- [The task]:
Look through the data below and return each line where "Vmake" appears.
════════
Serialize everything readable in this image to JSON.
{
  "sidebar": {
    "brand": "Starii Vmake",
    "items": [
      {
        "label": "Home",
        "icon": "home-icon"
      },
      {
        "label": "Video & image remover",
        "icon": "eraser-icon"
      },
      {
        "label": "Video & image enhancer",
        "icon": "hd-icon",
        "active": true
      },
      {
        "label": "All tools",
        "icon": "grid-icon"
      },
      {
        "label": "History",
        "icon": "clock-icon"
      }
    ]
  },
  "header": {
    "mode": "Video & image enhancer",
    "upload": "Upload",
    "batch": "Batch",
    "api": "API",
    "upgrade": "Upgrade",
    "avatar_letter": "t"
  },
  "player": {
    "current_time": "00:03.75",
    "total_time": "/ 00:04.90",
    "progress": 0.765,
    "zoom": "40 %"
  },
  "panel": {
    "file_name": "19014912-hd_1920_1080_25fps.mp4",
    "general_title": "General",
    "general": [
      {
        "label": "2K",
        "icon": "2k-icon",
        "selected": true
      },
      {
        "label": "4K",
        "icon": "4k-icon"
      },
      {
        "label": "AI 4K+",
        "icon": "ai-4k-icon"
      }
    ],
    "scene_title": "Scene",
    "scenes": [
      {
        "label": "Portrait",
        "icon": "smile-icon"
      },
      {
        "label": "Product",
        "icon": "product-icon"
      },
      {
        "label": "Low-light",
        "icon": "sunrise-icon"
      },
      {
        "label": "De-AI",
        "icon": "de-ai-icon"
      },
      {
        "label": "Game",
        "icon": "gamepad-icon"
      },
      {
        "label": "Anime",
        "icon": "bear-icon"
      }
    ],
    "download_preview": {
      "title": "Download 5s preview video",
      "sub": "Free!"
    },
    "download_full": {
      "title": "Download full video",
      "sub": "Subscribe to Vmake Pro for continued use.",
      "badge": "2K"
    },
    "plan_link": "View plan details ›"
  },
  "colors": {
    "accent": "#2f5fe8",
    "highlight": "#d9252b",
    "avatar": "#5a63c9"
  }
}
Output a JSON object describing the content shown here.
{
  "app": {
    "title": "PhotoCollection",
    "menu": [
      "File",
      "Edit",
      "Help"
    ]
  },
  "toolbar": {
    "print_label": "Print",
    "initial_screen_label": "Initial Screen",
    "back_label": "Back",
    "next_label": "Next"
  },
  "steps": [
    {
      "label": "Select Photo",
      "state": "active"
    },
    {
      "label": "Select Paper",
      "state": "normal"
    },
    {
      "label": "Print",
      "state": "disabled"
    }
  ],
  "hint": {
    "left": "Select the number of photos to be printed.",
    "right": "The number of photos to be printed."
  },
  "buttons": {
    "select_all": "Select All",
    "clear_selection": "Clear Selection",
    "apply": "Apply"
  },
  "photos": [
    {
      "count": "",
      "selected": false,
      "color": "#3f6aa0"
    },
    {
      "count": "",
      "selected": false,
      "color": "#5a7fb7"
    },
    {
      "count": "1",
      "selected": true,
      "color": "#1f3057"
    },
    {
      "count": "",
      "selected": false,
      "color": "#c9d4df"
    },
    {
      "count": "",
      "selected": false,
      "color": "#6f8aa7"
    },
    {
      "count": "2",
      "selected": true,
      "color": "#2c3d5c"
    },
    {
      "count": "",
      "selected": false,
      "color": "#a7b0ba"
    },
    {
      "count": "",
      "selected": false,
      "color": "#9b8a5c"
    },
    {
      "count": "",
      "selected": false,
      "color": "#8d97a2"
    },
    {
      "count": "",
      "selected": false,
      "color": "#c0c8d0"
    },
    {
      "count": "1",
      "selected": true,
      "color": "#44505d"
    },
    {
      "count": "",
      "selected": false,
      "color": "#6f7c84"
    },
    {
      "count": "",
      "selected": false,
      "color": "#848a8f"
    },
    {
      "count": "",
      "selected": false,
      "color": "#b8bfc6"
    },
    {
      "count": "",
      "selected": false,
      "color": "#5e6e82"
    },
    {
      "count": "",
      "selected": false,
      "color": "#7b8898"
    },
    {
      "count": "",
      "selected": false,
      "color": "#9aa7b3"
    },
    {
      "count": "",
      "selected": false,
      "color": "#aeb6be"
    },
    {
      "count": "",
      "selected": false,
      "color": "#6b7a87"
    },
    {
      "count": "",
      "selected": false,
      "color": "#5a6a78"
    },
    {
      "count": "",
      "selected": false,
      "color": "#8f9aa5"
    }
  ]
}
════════
- [Response below]:
    "brand": "Starii Vmake",
      "sub": "Subscribe to Vmake Pro for continued use.",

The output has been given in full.